» TASK TO CARRY OUT: Examine each line of the data. Copy the line if it includes the word "CreateComics".

» SUPPLIED MATERIAL:
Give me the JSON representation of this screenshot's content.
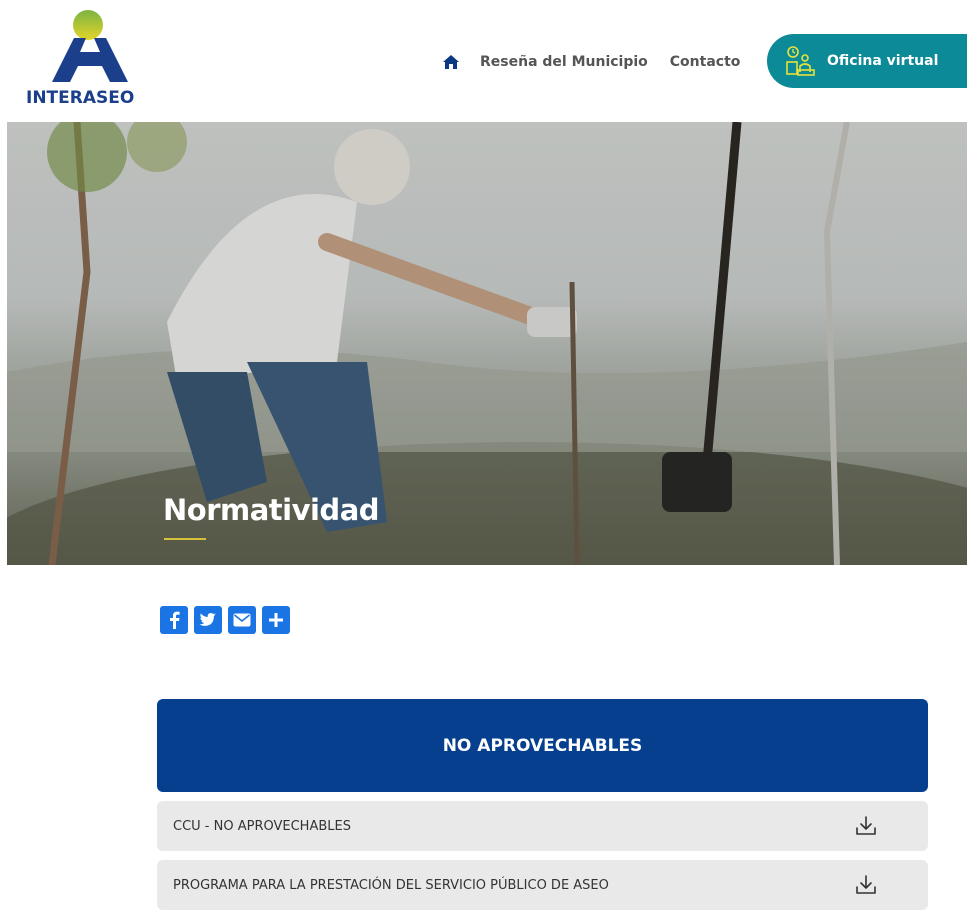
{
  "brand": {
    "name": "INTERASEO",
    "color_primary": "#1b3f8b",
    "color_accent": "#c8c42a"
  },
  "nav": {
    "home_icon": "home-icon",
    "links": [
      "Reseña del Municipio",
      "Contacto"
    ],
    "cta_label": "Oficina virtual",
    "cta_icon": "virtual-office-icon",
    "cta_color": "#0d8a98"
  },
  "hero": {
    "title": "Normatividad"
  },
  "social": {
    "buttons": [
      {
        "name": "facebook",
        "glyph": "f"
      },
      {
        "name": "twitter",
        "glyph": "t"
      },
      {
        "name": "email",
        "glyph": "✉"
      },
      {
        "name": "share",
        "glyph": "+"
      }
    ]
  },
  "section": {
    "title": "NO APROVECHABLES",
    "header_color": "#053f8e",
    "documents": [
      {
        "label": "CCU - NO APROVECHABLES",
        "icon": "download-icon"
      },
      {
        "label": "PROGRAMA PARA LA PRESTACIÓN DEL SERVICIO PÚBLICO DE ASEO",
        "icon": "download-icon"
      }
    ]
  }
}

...

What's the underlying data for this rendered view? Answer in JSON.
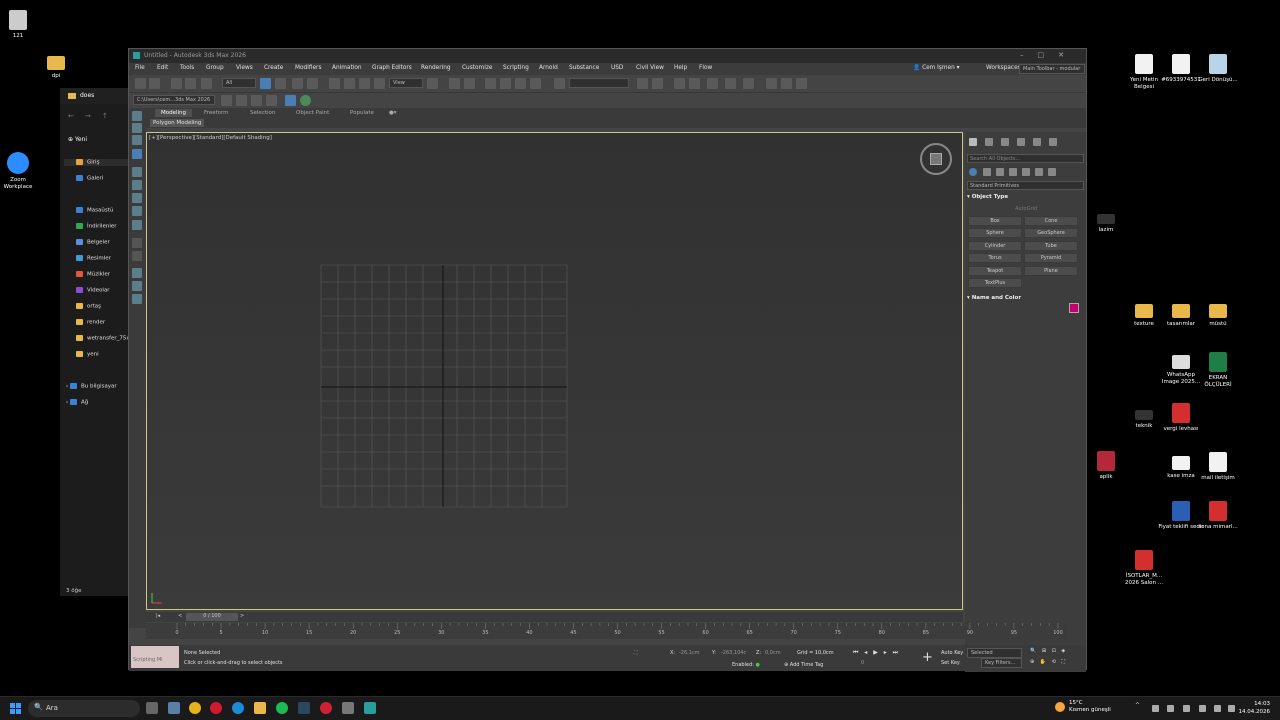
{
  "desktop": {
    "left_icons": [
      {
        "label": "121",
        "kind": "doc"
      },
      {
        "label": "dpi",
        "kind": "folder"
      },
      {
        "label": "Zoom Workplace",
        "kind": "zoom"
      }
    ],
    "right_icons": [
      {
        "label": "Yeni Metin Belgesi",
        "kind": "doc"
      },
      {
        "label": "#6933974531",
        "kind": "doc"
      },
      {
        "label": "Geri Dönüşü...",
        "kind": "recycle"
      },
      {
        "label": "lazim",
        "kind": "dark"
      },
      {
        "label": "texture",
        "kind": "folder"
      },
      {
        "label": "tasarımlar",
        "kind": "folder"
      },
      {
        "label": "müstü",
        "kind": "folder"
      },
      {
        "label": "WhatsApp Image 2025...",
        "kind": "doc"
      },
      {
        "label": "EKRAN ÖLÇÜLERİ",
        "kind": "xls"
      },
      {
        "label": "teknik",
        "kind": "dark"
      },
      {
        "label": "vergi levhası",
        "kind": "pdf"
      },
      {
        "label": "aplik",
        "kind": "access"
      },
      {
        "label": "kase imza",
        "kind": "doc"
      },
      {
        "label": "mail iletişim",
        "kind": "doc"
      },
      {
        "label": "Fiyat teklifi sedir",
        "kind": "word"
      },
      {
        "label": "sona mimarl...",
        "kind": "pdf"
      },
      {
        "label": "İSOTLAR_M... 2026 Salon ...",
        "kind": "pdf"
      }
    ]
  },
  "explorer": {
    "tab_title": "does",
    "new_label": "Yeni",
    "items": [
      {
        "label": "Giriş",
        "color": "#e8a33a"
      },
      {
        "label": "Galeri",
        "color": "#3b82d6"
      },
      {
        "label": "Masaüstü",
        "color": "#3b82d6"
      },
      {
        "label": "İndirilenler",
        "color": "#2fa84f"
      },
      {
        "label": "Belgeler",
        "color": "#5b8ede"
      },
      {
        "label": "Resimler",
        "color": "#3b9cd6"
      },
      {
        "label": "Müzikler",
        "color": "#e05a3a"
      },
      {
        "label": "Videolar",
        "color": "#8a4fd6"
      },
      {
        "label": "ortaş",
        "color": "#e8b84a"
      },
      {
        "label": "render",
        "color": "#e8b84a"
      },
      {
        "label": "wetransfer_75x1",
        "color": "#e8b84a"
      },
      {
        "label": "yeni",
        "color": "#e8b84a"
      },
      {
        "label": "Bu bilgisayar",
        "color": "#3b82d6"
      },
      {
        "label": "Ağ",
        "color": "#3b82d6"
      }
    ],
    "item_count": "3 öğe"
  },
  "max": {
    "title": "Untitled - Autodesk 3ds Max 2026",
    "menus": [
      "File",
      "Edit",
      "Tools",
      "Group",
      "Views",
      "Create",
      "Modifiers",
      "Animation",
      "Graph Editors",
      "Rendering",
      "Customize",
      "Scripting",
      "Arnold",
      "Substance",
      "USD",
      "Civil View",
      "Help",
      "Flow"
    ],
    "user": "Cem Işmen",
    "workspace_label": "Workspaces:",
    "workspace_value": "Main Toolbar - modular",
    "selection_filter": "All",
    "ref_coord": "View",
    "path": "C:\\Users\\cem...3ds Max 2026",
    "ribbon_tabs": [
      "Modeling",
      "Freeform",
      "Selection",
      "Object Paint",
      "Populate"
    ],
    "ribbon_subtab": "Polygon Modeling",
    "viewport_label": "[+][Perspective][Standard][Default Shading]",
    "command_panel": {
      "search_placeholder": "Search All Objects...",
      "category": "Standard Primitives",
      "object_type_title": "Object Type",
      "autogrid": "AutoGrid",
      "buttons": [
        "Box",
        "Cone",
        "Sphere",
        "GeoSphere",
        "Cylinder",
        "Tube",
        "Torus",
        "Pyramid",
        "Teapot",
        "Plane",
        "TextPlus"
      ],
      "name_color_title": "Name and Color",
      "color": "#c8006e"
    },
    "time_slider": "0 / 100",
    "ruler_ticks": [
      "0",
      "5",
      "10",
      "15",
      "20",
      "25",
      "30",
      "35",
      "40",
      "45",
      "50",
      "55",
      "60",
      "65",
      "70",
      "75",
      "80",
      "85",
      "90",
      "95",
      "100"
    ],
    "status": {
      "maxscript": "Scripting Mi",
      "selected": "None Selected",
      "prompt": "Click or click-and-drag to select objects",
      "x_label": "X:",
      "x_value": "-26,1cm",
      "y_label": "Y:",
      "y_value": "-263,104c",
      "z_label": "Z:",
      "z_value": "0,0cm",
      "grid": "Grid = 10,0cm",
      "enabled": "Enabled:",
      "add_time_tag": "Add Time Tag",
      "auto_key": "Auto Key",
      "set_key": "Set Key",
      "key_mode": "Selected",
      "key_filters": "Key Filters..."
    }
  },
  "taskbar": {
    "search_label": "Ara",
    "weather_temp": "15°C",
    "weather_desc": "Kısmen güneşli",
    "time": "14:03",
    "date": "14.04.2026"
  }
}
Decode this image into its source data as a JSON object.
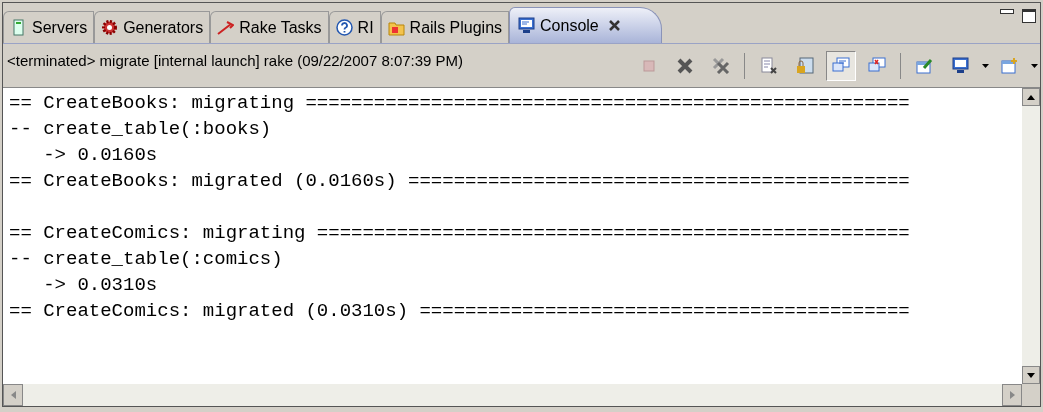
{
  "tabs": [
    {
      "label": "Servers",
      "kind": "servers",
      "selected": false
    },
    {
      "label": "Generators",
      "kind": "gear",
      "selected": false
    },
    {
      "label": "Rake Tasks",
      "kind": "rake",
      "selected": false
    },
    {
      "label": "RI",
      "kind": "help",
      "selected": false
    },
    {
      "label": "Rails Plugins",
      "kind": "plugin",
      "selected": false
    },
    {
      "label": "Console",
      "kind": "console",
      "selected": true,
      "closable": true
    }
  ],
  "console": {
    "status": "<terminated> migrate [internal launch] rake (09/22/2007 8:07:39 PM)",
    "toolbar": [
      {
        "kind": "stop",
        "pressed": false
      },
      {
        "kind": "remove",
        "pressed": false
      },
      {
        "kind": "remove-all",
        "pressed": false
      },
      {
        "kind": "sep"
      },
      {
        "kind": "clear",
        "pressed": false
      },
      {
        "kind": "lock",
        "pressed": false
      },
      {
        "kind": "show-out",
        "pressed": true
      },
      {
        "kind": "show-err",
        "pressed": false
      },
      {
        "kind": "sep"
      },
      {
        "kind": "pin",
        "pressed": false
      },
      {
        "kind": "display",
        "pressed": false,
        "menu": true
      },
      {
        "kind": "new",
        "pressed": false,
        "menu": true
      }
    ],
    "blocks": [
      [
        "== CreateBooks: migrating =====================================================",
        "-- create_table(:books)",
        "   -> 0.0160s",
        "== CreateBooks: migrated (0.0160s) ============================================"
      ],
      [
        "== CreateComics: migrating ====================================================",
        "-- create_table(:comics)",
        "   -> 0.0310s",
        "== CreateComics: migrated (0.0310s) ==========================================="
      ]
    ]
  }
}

» TASK ANSWER:
        "== CreateComics: migrating ====================================================",
        "== CreateComics: migrated (0.0310s) ==========================================="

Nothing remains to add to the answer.